Amandus Adamson's monument to the first Kuban Cossacks (1911)

Taman (Russian: Тамань) is a rural locality (a stanitsa) in Temryuksky District of Krasnodar Krai, Russia, located on the coast of the Taman Bay. Population: 10,027 (2010 Census);[1] 9,297 (2002 Census).[2]

History[edit]

Taman occupies the site of the ancient cities of Hermonassa and Tmutarakan. From the end of the 15th century until 1783, this was a site of a Turkish fortress.

The modern stanitsa was founded by the Zaporozhian Cossacks under Anton Golovaty on August 25, 1792 as the latter's residence and the first garrison of the Black Sea Cossack Host. Until 1849, Taman was officially considered to be a town, even though it had no local government of its own and was governed from the nearby stanitsa of Akhtanizovskaya. In 1849, Taman was re-organized as a stanitsa and established local government of its own.

Port Taman[edit]
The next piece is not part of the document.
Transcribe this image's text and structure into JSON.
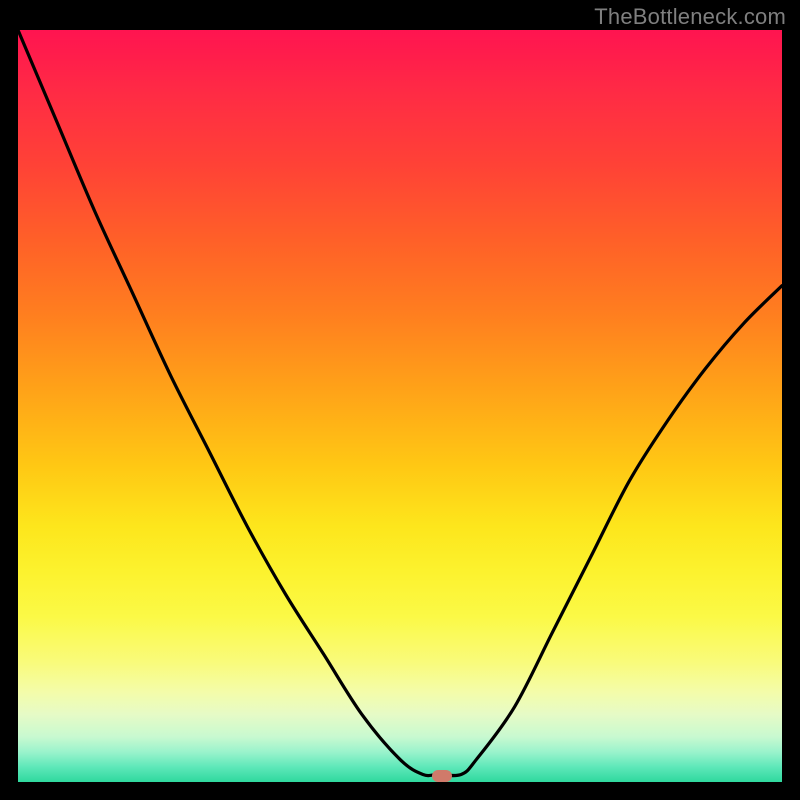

In August 2008, then-Prime Minister Vladimir Putin signed a government resolution authorizing the development of a major international cargo port several kilometers south of Taman. Currently, a fertilizer terminal is under construction there to link with the ammonia pipeline to Odessa owned by TogliattiAzot.
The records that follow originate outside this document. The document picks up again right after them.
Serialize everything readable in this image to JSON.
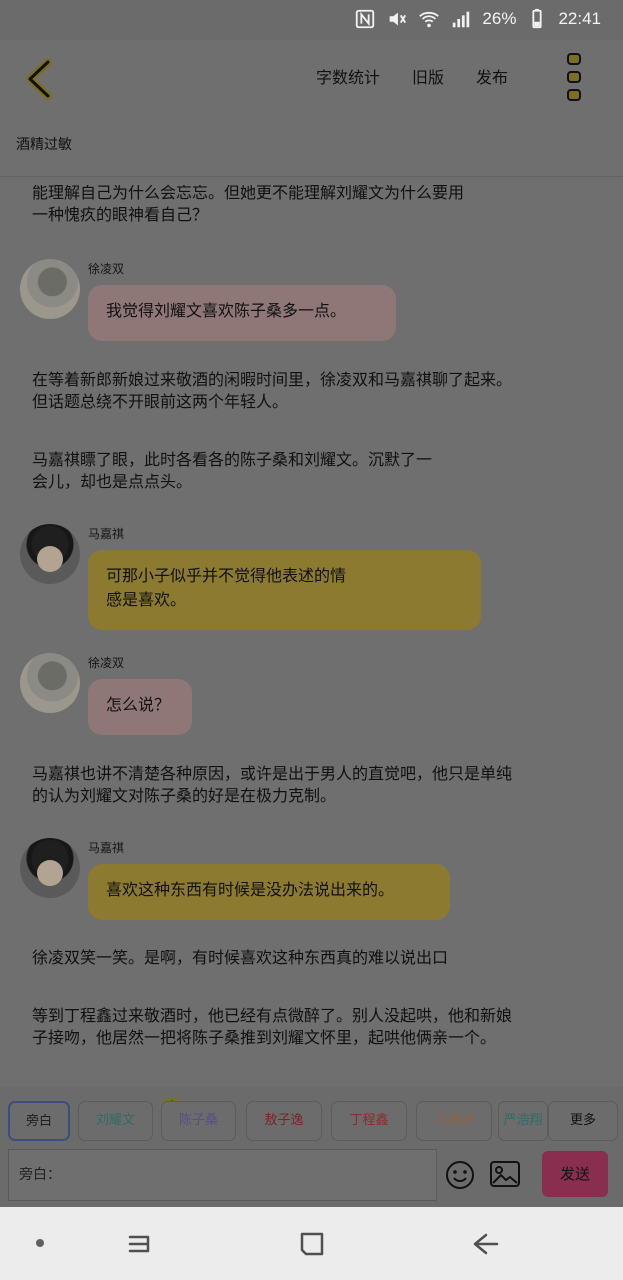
{
  "status": {
    "battery": "26%",
    "time": "22:41",
    "icons": [
      "nfc-icon",
      "mute-icon",
      "wifi-icon",
      "signal-icon"
    ]
  },
  "toolbar": {
    "word_count": "字数统计",
    "old_version": "旧版",
    "publish": "发布"
  },
  "chapter": {
    "title": "酒精过敏"
  },
  "content": {
    "top_paragraph_line1": "能理解自己为什么会忘忘。但她更不能理解刘耀文为什么要用",
    "top_paragraph_line2": "一种愧疚的眼神看自己？",
    "messages": [
      {
        "speaker": "徐凌双",
        "text": "我觉得刘耀文喜欢陈子桑多一点。"
      },
      {
        "speaker": "马嘉祺",
        "text_line1": "可那小子似乎并不觉得他表述的情",
        "text_line2": "感是喜欢。"
      },
      {
        "speaker": "徐凌双",
        "text": "怎么说？"
      },
      {
        "speaker": "马嘉祺",
        "text": "喜欢这种东西有时候是没办法说出来的。"
      }
    ],
    "narration1_line1": "在等着新郎新娘过来敬酒的闲暇时间里，徐凌双和马嘉祺聊了起来。",
    "narration1_line2": "但话题总绕不开眼前这两个年轻人。",
    "narration2_line1": "马嘉祺瞟了眼，此时各看各的陈子桑和刘耀文。沉默了一",
    "narration2_line2": "会儿，却也是点点头。",
    "narration3_line1": "马嘉祺也讲不清楚各种原因，或许是出于男人的直觉吧，他只是单纯",
    "narration3_line2": "的认为刘耀文对陈子桑的好是在极力克制。",
    "narration4": "徐凌双笑一笑。是啊，有时候喜欢这种东西真的难以说出口",
    "narration5_line1": "等到丁程鑫过来敬酒时，他已经有点微醉了。别人没起哄，他和新娘",
    "narration5_line2": "子接吻，他居然一把将陈子桑推到刘耀文怀里，起哄他俩亲一个。"
  },
  "composer": {
    "characters": [
      {
        "name": "旁白",
        "color": "#1e1e1e"
      },
      {
        "name": "刘耀文",
        "color": "#2f6d67"
      },
      {
        "name": "陈子桑",
        "color": "#5b4c8a"
      },
      {
        "name": "敖子逸",
        "color": "#7b2424"
      },
      {
        "name": "丁程鑫",
        "color": "#8b2c2c"
      },
      {
        "name": "马嘉祺",
        "color": "#8c654a"
      },
      {
        "name": "严浩翔",
        "color": "#2f6d67"
      }
    ],
    "main_badge": "主",
    "more": "更多",
    "input_placeholder": "旁白：",
    "send": "发送"
  }
}
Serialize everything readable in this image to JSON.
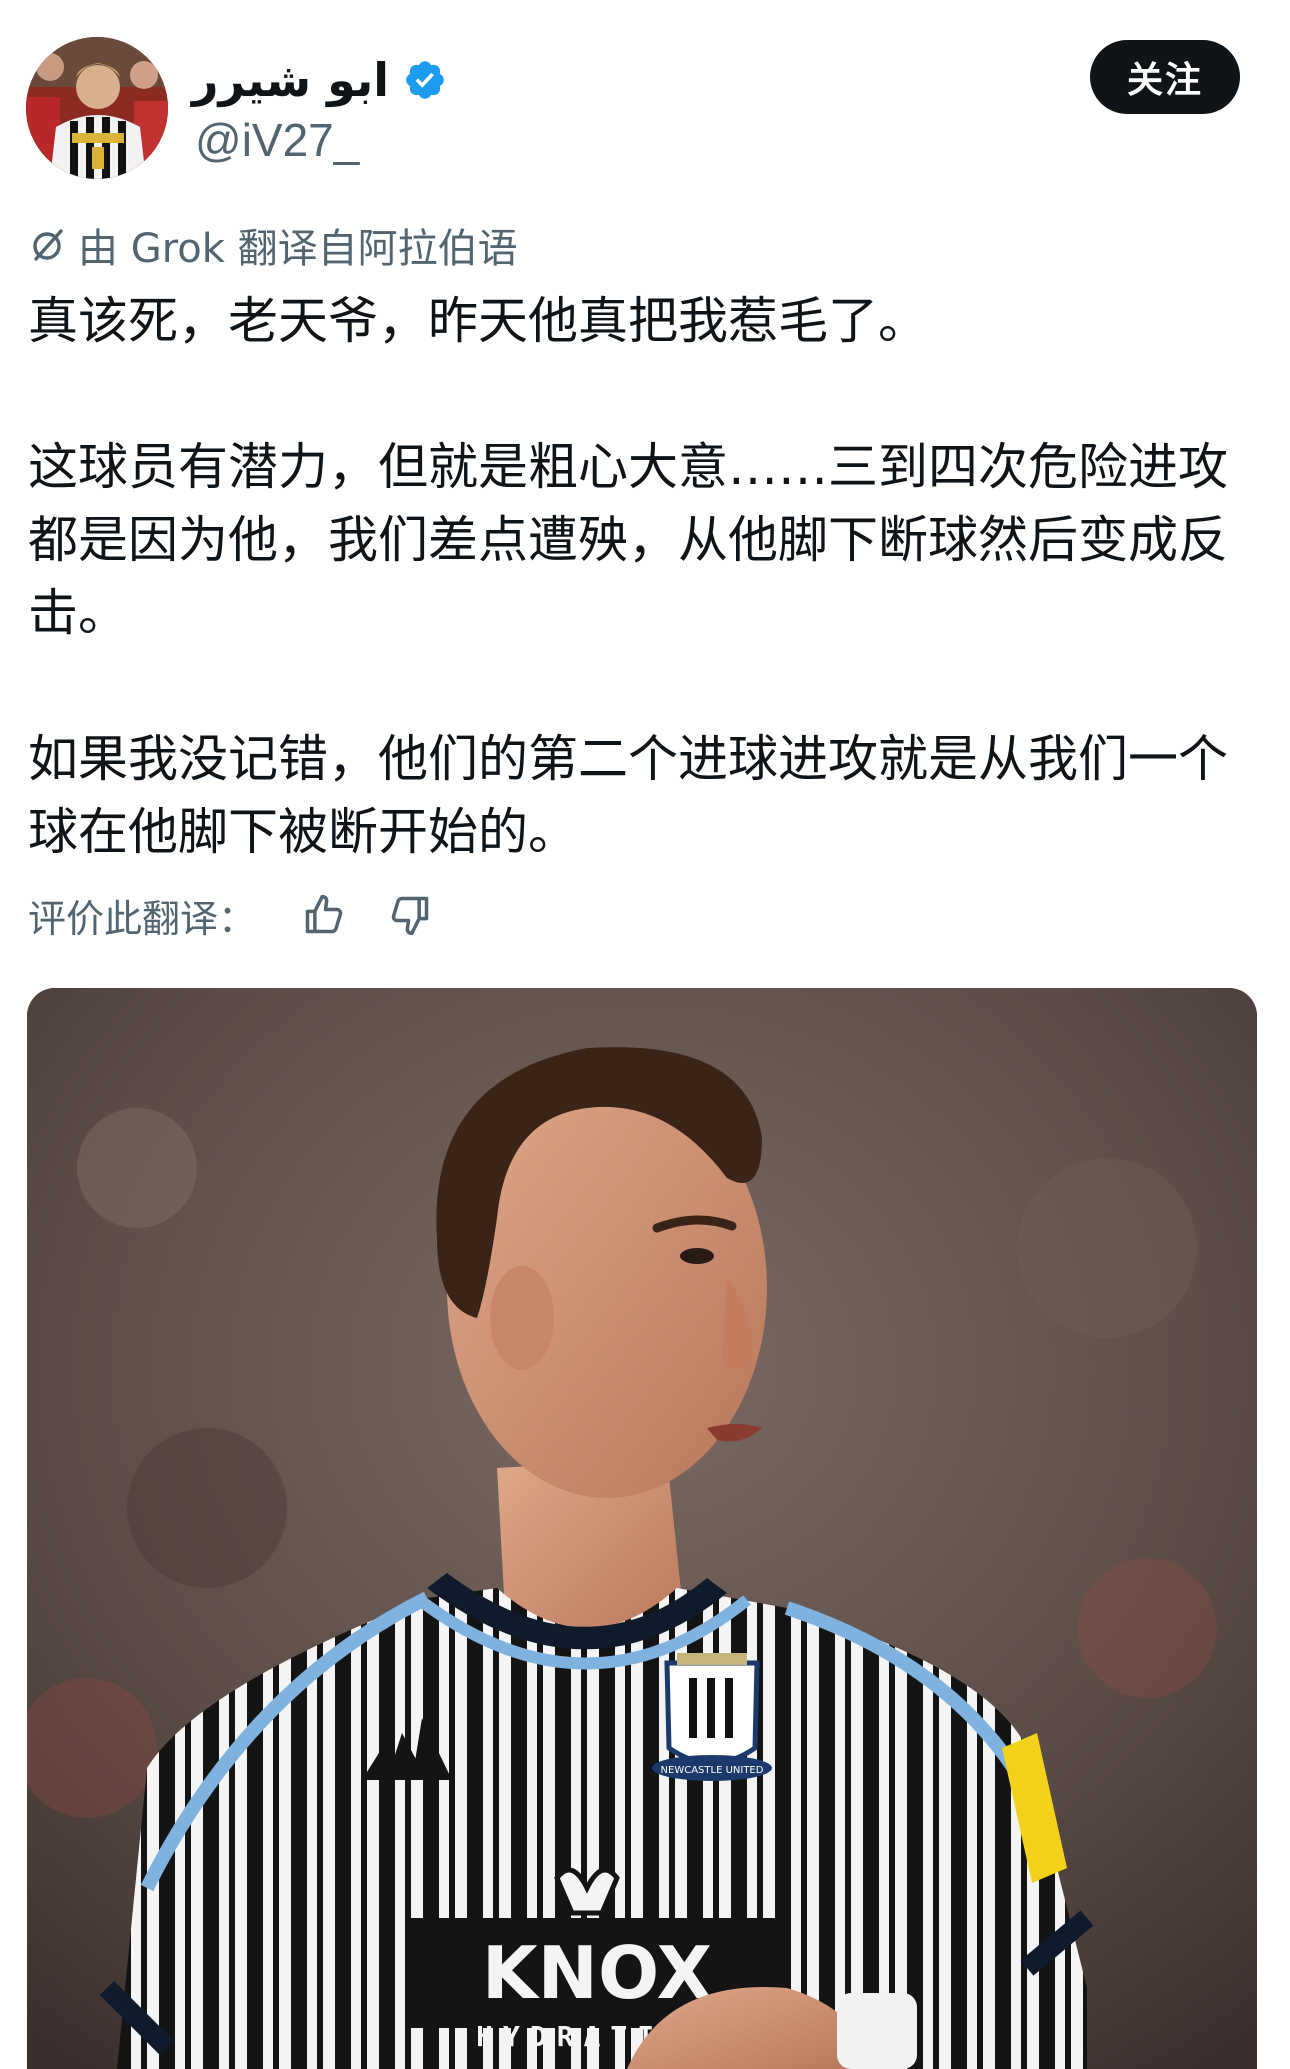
{
  "author": {
    "display_name": "ابو شيرر",
    "handle": "@iV27_",
    "verified": true,
    "avatar_icon": "avatar-icon"
  },
  "follow_label": "关注",
  "translation_notice": "由 Grok 翻译自阿拉伯语",
  "tweet": {
    "paragraphs": [
      "真该死，老天爷，昨天他真把我惹毛了。",
      "这球员有潜力，但就是粗心大意……三到四次危险进攻都是因为他，我们差点遭殃，从他脚下断球然后变成反击。",
      "如果我没记错，他们的第二个进球进攻就是从我们一个球在他脚下被断开始的。"
    ]
  },
  "rating": {
    "label": "评价此翻译：",
    "thumbs_up_icon": "thumbs-up-icon",
    "thumbs_down_icon": "thumbs-down-icon"
  },
  "media": {
    "kit_text_main": "KNOX",
    "kit_text_sub": "HYDRATION",
    "badge_text": "NEWCASTLE UNITED"
  },
  "colors": {
    "verified_blue": "#1d9bf0",
    "text_primary": "#0f1419",
    "text_secondary": "#536471",
    "button_bg": "#0f1419"
  }
}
On August 2013 Transport Minister Maxim Sokolov said that the Port of Taman will open in 2019 to handle dry cargoes, such as grain and coal. He also added that federal spending will amount to $2.3 billion, while private investors are expected to contribute the remaining 152 billion rubles.[3]

Russia annexed Crimea in early 2014, taking direct control of its ports. As a result, Prime Minister Dmitri Medvedev announced in May 2014, the Russian government has indefinitely suspended its plans to construct a port in Taman due to lack of need.[4]
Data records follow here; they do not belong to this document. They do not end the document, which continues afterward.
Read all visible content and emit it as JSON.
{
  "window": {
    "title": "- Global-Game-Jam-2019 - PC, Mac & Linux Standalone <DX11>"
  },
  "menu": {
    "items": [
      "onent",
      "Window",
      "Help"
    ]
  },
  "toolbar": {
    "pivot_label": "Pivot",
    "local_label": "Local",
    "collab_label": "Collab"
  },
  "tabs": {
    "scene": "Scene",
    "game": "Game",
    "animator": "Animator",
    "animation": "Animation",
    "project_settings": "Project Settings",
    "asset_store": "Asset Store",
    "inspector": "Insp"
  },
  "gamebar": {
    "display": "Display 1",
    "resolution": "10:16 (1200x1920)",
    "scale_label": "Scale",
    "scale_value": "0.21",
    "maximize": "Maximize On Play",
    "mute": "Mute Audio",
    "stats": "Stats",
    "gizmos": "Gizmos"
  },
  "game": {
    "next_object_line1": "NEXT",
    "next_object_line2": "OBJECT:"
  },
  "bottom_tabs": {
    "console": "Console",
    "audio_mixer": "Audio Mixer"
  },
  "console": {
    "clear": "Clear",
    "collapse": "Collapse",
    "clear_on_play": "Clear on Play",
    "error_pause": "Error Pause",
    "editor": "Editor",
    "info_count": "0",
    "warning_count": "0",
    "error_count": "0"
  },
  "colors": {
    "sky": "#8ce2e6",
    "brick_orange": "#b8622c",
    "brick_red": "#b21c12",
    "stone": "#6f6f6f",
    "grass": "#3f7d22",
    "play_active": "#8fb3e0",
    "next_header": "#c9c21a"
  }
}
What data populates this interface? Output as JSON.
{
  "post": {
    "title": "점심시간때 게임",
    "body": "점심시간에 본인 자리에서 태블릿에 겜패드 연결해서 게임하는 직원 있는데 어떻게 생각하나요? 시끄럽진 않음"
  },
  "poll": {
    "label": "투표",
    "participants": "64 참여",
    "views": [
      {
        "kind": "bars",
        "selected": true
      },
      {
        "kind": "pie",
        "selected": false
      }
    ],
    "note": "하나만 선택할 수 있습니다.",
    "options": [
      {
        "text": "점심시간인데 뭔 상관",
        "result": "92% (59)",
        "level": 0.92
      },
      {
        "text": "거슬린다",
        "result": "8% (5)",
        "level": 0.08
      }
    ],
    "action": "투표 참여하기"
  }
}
Sights[edit]

Principal sights of Taman include:

  • The ruins of Hermonassa and Tmutarakan.
  • A Turkish condensate pump dating from the 15th century.
  • An archeological museum imitating the Roman domus.
  • The memorial house of Mikhail Lermontov. The fourth part of his novel A Hero of Our Time is set in Taman.
  • A small wine-making museum.
  • A museum devoted to the history of Kuban Cossackdom.
  • An Orthodox church built by the first Cossack settlers in 1793. This is the oldest Russian Orthodox church in the Kuban region.
  • Amandus Adamson's monument to the first Cossack settlers of the region (1911).

References[edit]